# Work item
Images should be omitted while the rest of the data is duplicated exactly.

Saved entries
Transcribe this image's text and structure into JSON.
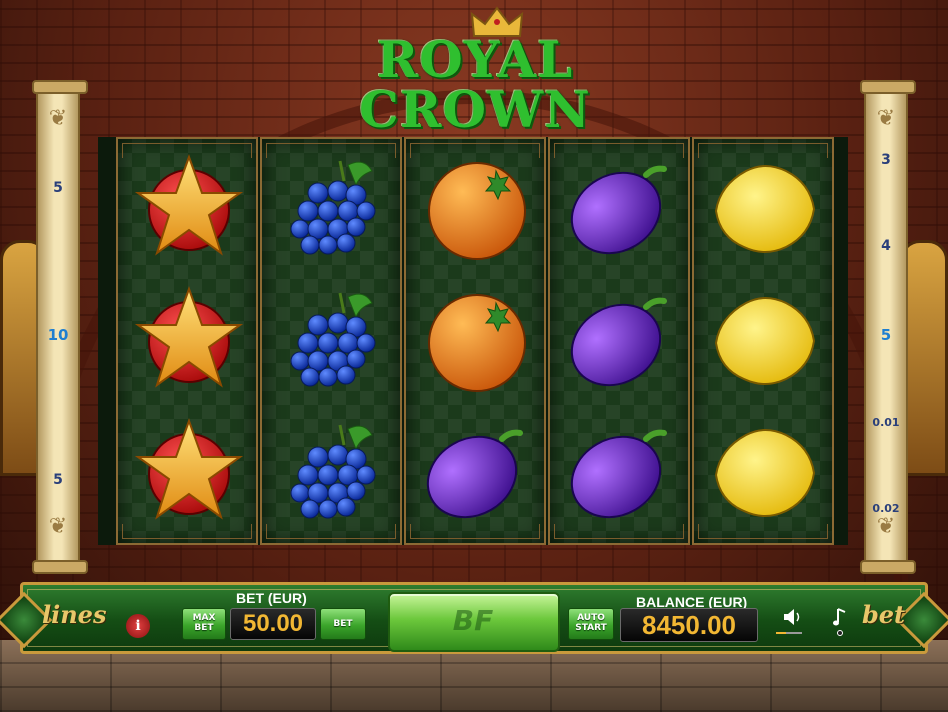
{
  "game": {
    "title_line1": "ROYAL",
    "title_line2": "CROWN"
  },
  "paytable_left": {
    "values": [
      "5",
      "10",
      "5"
    ],
    "highlight_index": 1
  },
  "paytable_right": {
    "values": [
      "3",
      "4",
      "5",
      "0.01",
      "0.02"
    ]
  },
  "reels": [
    [
      "star",
      "star",
      "star"
    ],
    [
      "grapes",
      "grapes",
      "grapes"
    ],
    [
      "orange",
      "orange",
      "plum"
    ],
    [
      "plum",
      "plum",
      "plum"
    ],
    [
      "lemon",
      "lemon",
      "lemon"
    ]
  ],
  "controls": {
    "lines_label": "lines",
    "bet_word_label": "bet",
    "info_label": "i",
    "max_bet_label_1": "MAX",
    "max_bet_label_2": "BET",
    "bet_title": "BET (EUR)",
    "bet_value": "50.00",
    "bet_button_label": "BET",
    "spin_logo": "BF",
    "auto_start_label_1": "AUTO",
    "auto_start_label_2": "START",
    "balance_title": "BALANCE (EUR)",
    "balance_value": "8450.00",
    "volume_icon": "speaker-icon",
    "music_icon": "music-note-icon"
  },
  "colors": {
    "title_green": "#2fbf2f",
    "value_gold": "#f2b733",
    "button_green": "#3ba52a",
    "frame_gold": "#c99a3c"
  }
}
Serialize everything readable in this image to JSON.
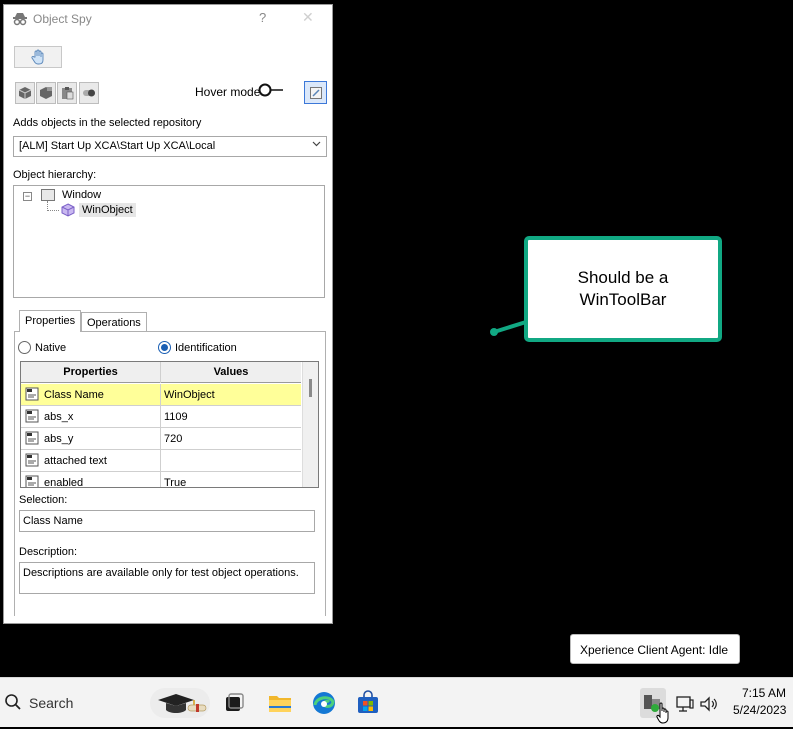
{
  "window": {
    "title": "Object Spy",
    "help_glyph": "?",
    "close_glyph": "✕"
  },
  "toolbar": {
    "hover_mode_label": "Hover mode"
  },
  "repository": {
    "label": "Adds objects in the selected repository",
    "selected": "[ALM] Start Up XCA\\Start Up XCA\\Local"
  },
  "hierarchy": {
    "label": "Object hierarchy:",
    "root": "Window",
    "child": "WinObject",
    "expander": "−"
  },
  "tabs": [
    {
      "label": "Properties"
    },
    {
      "label": "Operations"
    }
  ],
  "mode": {
    "native_label": "Native",
    "identification_label": "Identification",
    "selected": "Identification"
  },
  "grid": {
    "headers": [
      "Properties",
      "Values"
    ],
    "rows": [
      {
        "name": "Class Name",
        "value": "WinObject",
        "selected": true
      },
      {
        "name": "abs_x",
        "value": "1109"
      },
      {
        "name": "abs_y",
        "value": "720"
      },
      {
        "name": "attached text",
        "value": ""
      },
      {
        "name": "enabled",
        "value": "True"
      }
    ]
  },
  "selection": {
    "label": "Selection:",
    "value": "Class Name"
  },
  "description": {
    "label": "Description:",
    "value": "Descriptions are available only for test object operations."
  },
  "callout": {
    "line1": "Should be a",
    "line2": "WinToolBar",
    "color": "#11a883"
  },
  "tooltip": {
    "text": "Xperience Client Agent: Idle"
  },
  "taskbar": {
    "search_label": "Search",
    "time": "7:15 AM",
    "date": "5/24/2023",
    "apps": [
      "task-view",
      "file-explorer",
      "edge",
      "store"
    ]
  }
}
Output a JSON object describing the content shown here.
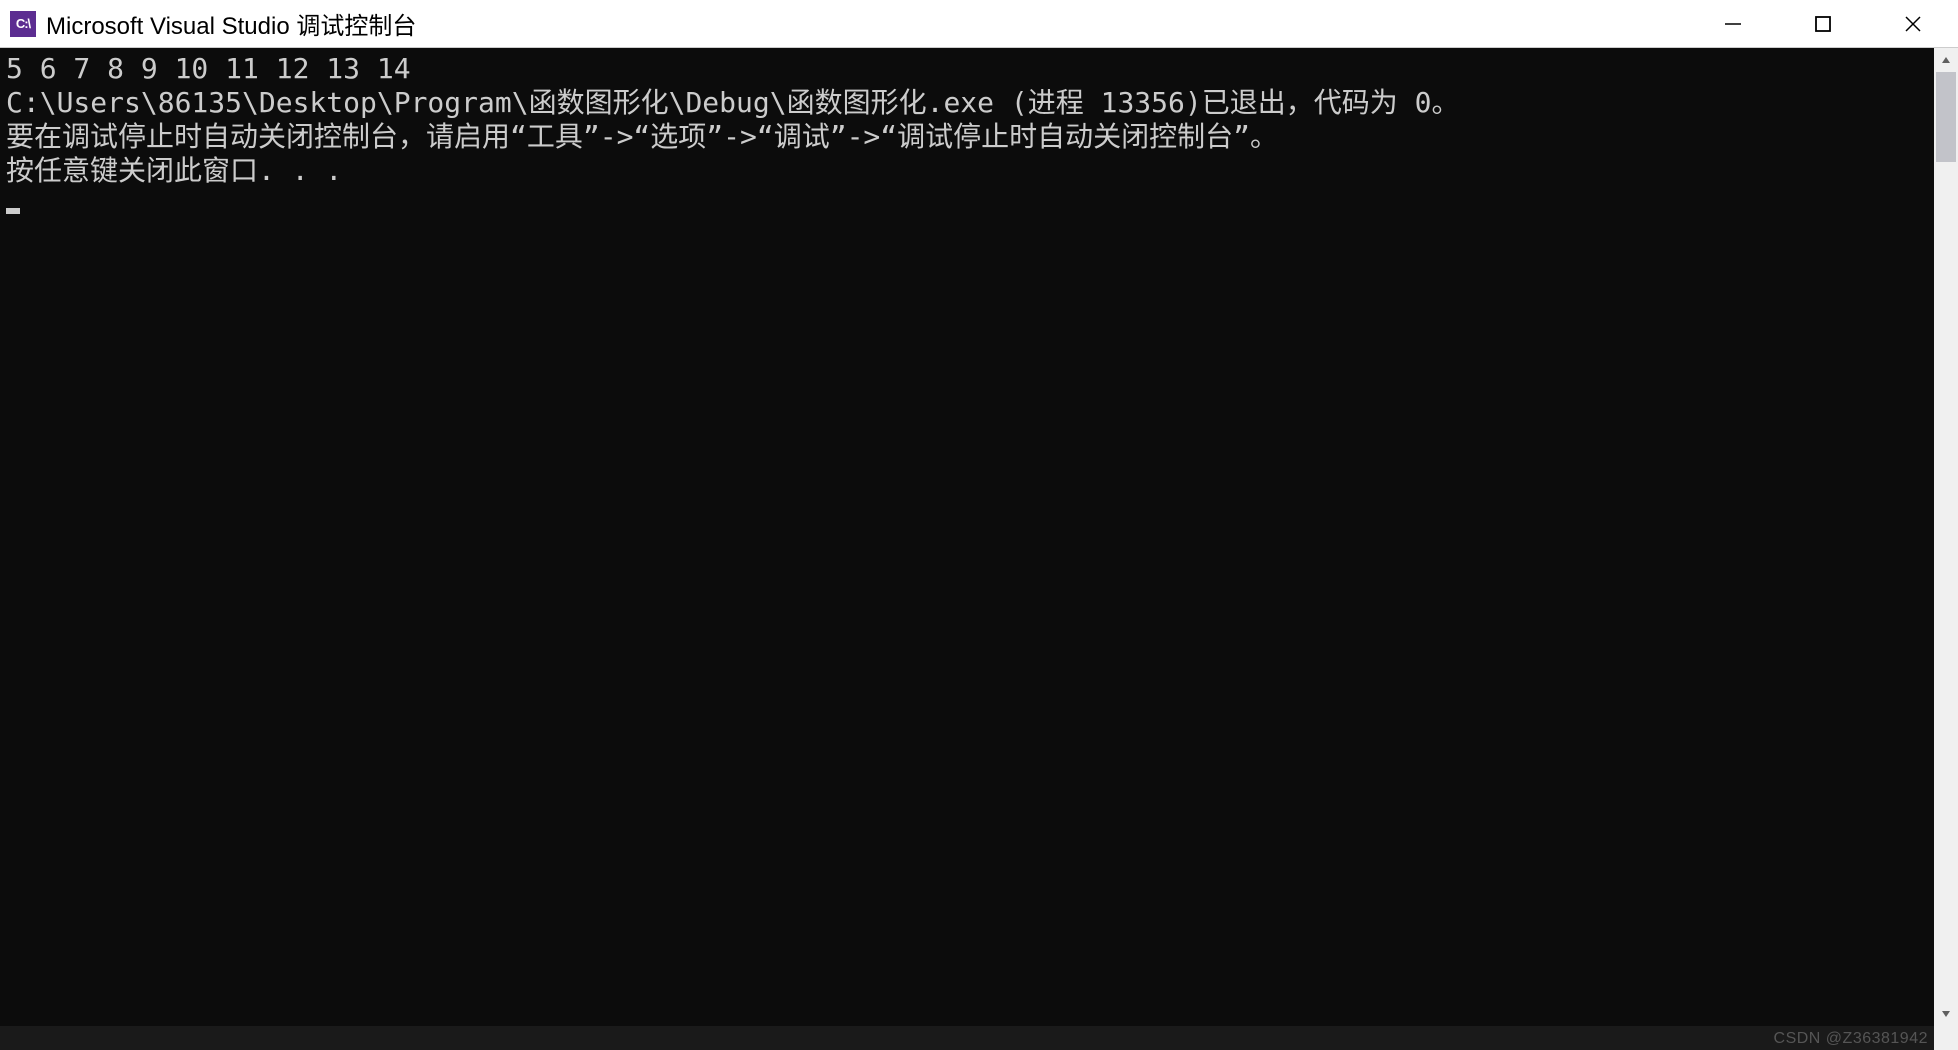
{
  "window": {
    "icon_text": "C:\\",
    "title": "Microsoft Visual Studio 调试控制台"
  },
  "console": {
    "line1": "5 6 7 8 9 10 11 12 13 14",
    "line2": "C:\\Users\\86135\\Desktop\\Program\\函数图形化\\Debug\\函数图形化.exe (进程 13356)已退出，代码为 0。",
    "line3": "要在调试停止时自动关闭控制台，请启用“工具”->“选项”->“调试”->“调试停止时自动关闭控制台”。",
    "line4": "按任意键关闭此窗口. . ."
  },
  "watermark": "CSDN @Z36381942"
}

# Result for this task
Transcribe this image's text and structure into JSON.
{
  "game": {
    "title_line1": "ROYAL",
    "title_line2": "CROWN"
  },
  "paytable_left": {
    "values": [
      "5",
      "10",
      "5"
    ],
    "highlight_index": 1
  },
  "paytable_right": {
    "values": [
      "3",
      "4",
      "5",
      "0.01",
      "0.02"
    ]
  },
  "reels": [
    [
      "star",
      "star",
      "star"
    ],
    [
      "grapes",
      "grapes",
      "grapes"
    ],
    [
      "orange",
      "orange",
      "plum"
    ],
    [
      "plum",
      "plum",
      "plum"
    ],
    [
      "lemon",
      "lemon",
      "lemon"
    ]
  ],
  "controls": {
    "lines_label": "lines",
    "bet_word_label": "bet",
    "info_label": "i",
    "max_bet_label_1": "MAX",
    "max_bet_label_2": "BET",
    "bet_title": "BET (EUR)",
    "bet_value": "50.00",
    "bet_button_label": "BET",
    "spin_logo": "BF",
    "auto_start_label_1": "AUTO",
    "auto_start_label_2": "START",
    "balance_title": "BALANCE (EUR)",
    "balance_value": "8450.00",
    "volume_icon": "speaker-icon",
    "music_icon": "music-note-icon"
  },
  "colors": {
    "title_green": "#2fbf2f",
    "value_gold": "#f2b733",
    "button_green": "#3ba52a",
    "frame_gold": "#c99a3c"
  }
}
Serialize everything readable in this image to JSON.
{
  "window": {
    "title": "Object Spy",
    "help_glyph": "?",
    "close_glyph": "✕"
  },
  "toolbar": {
    "hover_mode_label": "Hover mode"
  },
  "repository": {
    "label": "Adds objects in the selected repository",
    "selected": "[ALM] Start Up XCA\\Start Up XCA\\Local"
  },
  "hierarchy": {
    "label": "Object hierarchy:",
    "root": "Window",
    "child": "WinObject",
    "expander": "−"
  },
  "tabs": [
    {
      "label": "Properties"
    },
    {
      "label": "Operations"
    }
  ],
  "mode": {
    "native_label": "Native",
    "identification_label": "Identification",
    "selected": "Identification"
  },
  "grid": {
    "headers": [
      "Properties",
      "Values"
    ],
    "rows": [
      {
        "name": "Class Name",
        "value": "WinObject",
        "selected": true
      },
      {
        "name": "abs_x",
        "value": "1109"
      },
      {
        "name": "abs_y",
        "value": "720"
      },
      {
        "name": "attached text",
        "value": ""
      },
      {
        "name": "enabled",
        "value": "True"
      }
    ]
  },
  "selection": {
    "label": "Selection:",
    "value": "Class Name"
  },
  "description": {
    "label": "Description:",
    "value": "Descriptions are available only for test object operations."
  },
  "callout": {
    "line1": "Should be a",
    "line2": "WinToolBar",
    "color": "#11a883"
  },
  "tooltip": {
    "text": "Xperience Client Agent: Idle"
  },
  "taskbar": {
    "search_label": "Search",
    "time": "7:15 AM",
    "date": "5/24/2023",
    "apps": [
      "task-view",
      "file-explorer",
      "edge",
      "store"
    ]
  }
}
Output a JSON object describing the content shown here.
{
  "window": {
    "icon_text": "C:\\",
    "title": "Microsoft Visual Studio 调试控制台"
  },
  "console": {
    "line1": "5 6 7 8 9 10 11 12 13 14",
    "line2": "C:\\Users\\86135\\Desktop\\Program\\函数图形化\\Debug\\函数图形化.exe (进程 13356)已退出，代码为 0。",
    "line3": "要在调试停止时自动关闭控制台，请启用“工具”->“选项”->“调试”->“调试停止时自动关闭控制台”。",
    "line4": "按任意键关闭此窗口. . ."
  },
  "watermark": "CSDN @Z36381942"
}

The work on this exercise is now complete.